*** Opening of Records to use ***

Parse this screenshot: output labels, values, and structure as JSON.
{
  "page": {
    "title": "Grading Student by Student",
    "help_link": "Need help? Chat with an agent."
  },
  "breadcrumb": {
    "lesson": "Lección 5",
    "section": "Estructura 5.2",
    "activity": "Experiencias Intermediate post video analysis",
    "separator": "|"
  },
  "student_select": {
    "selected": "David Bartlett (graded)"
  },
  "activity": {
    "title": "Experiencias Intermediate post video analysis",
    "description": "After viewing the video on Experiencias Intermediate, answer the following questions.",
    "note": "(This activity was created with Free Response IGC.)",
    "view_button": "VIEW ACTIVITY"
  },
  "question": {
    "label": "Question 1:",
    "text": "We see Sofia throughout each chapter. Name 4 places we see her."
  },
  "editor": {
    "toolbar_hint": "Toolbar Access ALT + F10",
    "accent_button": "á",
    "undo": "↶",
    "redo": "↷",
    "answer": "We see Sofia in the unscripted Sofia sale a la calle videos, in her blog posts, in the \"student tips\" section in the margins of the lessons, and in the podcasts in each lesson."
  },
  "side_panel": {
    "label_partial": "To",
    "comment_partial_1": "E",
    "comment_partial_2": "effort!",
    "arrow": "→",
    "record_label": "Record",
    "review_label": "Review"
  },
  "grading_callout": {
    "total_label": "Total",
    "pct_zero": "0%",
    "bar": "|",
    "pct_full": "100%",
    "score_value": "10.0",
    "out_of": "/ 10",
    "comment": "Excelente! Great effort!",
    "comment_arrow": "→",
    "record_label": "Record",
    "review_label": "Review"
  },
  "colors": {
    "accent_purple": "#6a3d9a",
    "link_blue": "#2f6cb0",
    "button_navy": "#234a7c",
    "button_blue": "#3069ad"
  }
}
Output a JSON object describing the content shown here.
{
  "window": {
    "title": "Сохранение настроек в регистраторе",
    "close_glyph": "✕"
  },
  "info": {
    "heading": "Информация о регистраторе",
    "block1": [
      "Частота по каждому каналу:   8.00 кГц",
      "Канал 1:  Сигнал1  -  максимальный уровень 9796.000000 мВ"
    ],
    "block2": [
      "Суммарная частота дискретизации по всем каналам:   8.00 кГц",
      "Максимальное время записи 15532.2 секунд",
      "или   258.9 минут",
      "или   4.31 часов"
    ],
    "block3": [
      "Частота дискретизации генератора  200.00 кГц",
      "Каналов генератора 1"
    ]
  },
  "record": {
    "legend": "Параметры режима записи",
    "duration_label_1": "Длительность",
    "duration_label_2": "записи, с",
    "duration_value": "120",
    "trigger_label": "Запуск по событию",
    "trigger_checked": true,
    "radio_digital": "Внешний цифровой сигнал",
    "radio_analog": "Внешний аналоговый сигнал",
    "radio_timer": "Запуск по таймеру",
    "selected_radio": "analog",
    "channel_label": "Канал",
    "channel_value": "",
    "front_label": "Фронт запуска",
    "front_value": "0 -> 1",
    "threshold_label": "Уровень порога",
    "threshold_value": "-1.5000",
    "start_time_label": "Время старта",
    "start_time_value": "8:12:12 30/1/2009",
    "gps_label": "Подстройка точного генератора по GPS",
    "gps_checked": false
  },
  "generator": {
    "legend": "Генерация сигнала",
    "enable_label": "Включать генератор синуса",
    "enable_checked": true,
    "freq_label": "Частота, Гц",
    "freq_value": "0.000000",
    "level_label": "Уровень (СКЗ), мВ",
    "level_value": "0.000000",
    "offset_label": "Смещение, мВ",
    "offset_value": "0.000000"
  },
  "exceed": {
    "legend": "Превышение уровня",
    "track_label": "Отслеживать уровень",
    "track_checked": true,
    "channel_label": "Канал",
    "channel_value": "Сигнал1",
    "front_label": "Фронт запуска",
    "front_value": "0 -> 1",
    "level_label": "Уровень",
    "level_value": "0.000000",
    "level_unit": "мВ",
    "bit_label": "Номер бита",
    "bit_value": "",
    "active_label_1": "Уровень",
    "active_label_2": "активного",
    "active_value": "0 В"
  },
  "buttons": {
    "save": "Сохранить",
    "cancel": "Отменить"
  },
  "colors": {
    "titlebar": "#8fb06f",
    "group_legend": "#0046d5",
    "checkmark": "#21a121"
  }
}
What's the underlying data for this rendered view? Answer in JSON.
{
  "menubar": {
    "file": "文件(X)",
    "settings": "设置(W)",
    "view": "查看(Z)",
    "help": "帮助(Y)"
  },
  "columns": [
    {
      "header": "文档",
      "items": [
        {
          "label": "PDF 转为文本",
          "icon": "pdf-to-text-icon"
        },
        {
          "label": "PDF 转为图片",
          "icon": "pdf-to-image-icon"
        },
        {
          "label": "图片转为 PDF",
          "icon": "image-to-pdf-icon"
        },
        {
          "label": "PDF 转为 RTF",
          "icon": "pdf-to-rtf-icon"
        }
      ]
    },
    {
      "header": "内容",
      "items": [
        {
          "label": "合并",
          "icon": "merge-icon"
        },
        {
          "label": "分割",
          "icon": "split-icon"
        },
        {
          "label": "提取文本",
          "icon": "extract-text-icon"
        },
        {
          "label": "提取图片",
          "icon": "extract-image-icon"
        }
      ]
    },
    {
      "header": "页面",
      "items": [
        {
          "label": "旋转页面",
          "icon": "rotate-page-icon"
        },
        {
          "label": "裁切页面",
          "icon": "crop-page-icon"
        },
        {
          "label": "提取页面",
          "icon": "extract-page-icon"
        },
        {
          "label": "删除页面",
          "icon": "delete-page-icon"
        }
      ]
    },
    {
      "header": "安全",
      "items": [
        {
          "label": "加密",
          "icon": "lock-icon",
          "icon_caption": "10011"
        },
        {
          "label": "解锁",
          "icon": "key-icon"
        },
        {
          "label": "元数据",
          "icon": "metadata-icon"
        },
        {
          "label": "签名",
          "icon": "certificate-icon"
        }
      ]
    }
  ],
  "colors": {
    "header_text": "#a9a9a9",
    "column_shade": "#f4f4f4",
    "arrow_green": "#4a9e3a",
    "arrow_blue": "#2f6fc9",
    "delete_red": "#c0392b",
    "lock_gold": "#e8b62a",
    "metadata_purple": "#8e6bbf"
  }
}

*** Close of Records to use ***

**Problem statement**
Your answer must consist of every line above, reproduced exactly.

**Answer box**
Parse this screenshot: output labels, values, and structure as JSON.
{
  "page": {
    "title": "Grading Student by Student",
    "help_link": "Need help? Chat with an agent."
  },
  "breadcrumb": {
    "lesson": "Lección 5",
    "section": "Estructura 5.2",
    "activity": "Experiencias Intermediate post video analysis",
    "separator": "|"
  },
  "student_select": {
    "selected": "David Bartlett (graded)"
  },
  "activity": {
    "title": "Experiencias Intermediate post video analysis",
    "description": "After viewing the video on Experiencias Intermediate, answer the following questions.",
    "note": "(This activity was created with Free Response IGC.)",
    "view_button": "VIEW ACTIVITY"
  },
  "question": {
    "label": "Question 1:",
    "text": "We see Sofia throughout each chapter. Name 4 places we see her."
  },
  "editor": {
    "toolbar_hint": "Toolbar Access ALT + F10",
    "accent_button": "á",
    "undo": "↶",
    "redo": "↷",
    "answer": "We see Sofia in the unscripted Sofia sale a la calle videos, in her blog posts, in the \"student tips\" section in the margins of the lessons, and in the podcasts in each lesson."
  },
  "side_panel": {
    "label_partial": "To",
    "comment_partial_1": "E",
    "comment_partial_2": "effort!",
    "arrow": "→",
    "record_label": "Record",
    "review_label": "Review"
  },
  "grading_callout": {
    "total_label": "Total",
    "pct_zero": "0%",
    "bar": "|",
    "pct_full": "100%",
    "score_value": "10.0",
    "out_of": "/ 10",
    "comment": "Excelente! Great effort!",
    "comment_arrow": "→",
    "record_label": "Record",
    "review_label": "Review"
  },
  "colors": {
    "accent_purple": "#6a3d9a",
    "link_blue": "#2f6cb0",
    "button_navy": "#234a7c",
    "button_blue": "#3069ad"
  }
}
Output a JSON object describing the content shown here.
{
  "window": {
    "title": "Сохранение настроек в регистраторе",
    "close_glyph": "✕"
  },
  "info": {
    "heading": "Информация о регистраторе",
    "block1": [
      "Частота по каждому каналу:   8.00 кГц",
      "Канал 1:  Сигнал1  -  максимальный уровень 9796.000000 мВ"
    ],
    "block2": [
      "Суммарная частота дискретизации по всем каналам:   8.00 кГц",
      "Максимальное время записи 15532.2 секунд",
      "или   258.9 минут",
      "или   4.31 часов"
    ],
    "block3": [
      "Частота дискретизации генератора  200.00 кГц",
      "Каналов генератора 1"
    ]
  },
  "record": {
    "legend": "Параметры режима записи",
    "duration_label_1": "Длительность",
    "duration_label_2": "записи, с",
    "duration_value": "120",
    "trigger_label": "Запуск по событию",
    "trigger_checked": true,
    "radio_digital": "Внешний цифровой сигнал",
    "radio_analog": "Внешний аналоговый сигнал",
    "radio_timer": "Запуск по таймеру",
    "selected_radio": "analog",
    "channel_label": "Канал",
    "channel_value": "",
    "front_label": "Фронт запуска",
    "front_value": "0 -> 1",
    "threshold_label": "Уровень порога",
    "threshold_value": "-1.5000",
    "start_time_label": "Время старта",
    "start_time_value": "8:12:12 30/1/2009",
    "gps_label": "Подстройка точного генератора по GPS",
    "gps_checked": false
  },
  "generator": {
    "legend": "Генерация сигнала",
    "enable_label": "Включать генератор синуса",
    "enable_checked": true,
    "freq_label": "Частота, Гц",
    "freq_value": "0.000000",
    "level_label": "Уровень (СКЗ), мВ",
    "level_value": "0.000000",
    "offset_label": "Смещение, мВ",
    "offset_value": "0.000000"
  },
  "exceed": {
    "legend": "Превышение уровня",
    "track_label": "Отслеживать уровень",
    "track_checked": true,
    "channel_label": "Канал",
    "channel_value": "Сигнал1",
    "front_label": "Фронт запуска",
    "front_value": "0 -> 1",
    "level_label": "Уровень",
    "level_value": "0.000000",
    "level_unit": "мВ",
    "bit_label": "Номер бита",
    "bit_value": "",
    "active_label_1": "Уровень",
    "active_label_2": "активного",
    "active_value": "0 В"
  },
  "buttons": {
    "save": "Сохранить",
    "cancel": "Отменить"
  },
  "colors": {
    "titlebar": "#8fb06f",
    "group_legend": "#0046d5",
    "checkmark": "#21a121"
  }
}
What's the underlying data for this rendered view? Answer in JSON.
{
  "menubar": {
    "file": "文件(X)",
    "settings": "设置(W)",
    "view": "查看(Z)",
    "help": "帮助(Y)"
  },
  "columns": [
    {
      "header": "文档",
      "items": [
        {
          "label": "PDF 转为文本",
          "icon": "pdf-to-text-icon"
        },
        {
          "label": "PDF 转为图片",
          "icon": "pdf-to-image-icon"
        },
        {
          "label": "图片转为 PDF",
          "icon": "image-to-pdf-icon"
        },
        {
          "label": "PDF 转为 RTF",
          "icon": "pdf-to-rtf-icon"
        }
      ]
    },
    {
      "header": "内容",
      "items": [
        {
          "label": "合并",
          "icon": "merge-icon"
        },
        {
          "label": "分割",
          "icon": "split-icon"
        },
        {
          "label": "提取文本",
          "icon": "extract-text-icon"
        },
        {
          "label": "提取图片",
          "icon": "extract-image-icon"
        }
      ]
    },
    {
      "header": "页面",
      "items": [
        {
          "label": "旋转页面",
          "icon": "rotate-page-icon"
        },
        {
          "label": "裁切页面",
          "icon": "crop-page-icon"
        },
        {
          "label": "提取页面",
          "icon": "extract-page-icon"
        },
        {
          "label": "删除页面",
          "icon": "delete-page-icon"
        }
      ]
    },
    {
      "header": "安全",
      "items": [
        {
          "label": "加密",
          "icon": "lock-icon",
          "icon_caption": "10011"
        },
        {
          "label": "解锁",
          "icon": "key-icon"
        },
        {
          "label": "元数据",
          "icon": "metadata-icon"
        },
        {
          "label": "签名",
          "icon": "certificate-icon"
        }
      ]
    }
  ],
  "colors": {
    "header_text": "#a9a9a9",
    "column_shade": "#f4f4f4",
    "arrow_green": "#4a9e3a",
    "arrow_blue": "#2f6fc9",
    "delete_red": "#c0392b",
    "lock_gold": "#e8b62a",
    "metadata_purple": "#8e6bbf"
  }
}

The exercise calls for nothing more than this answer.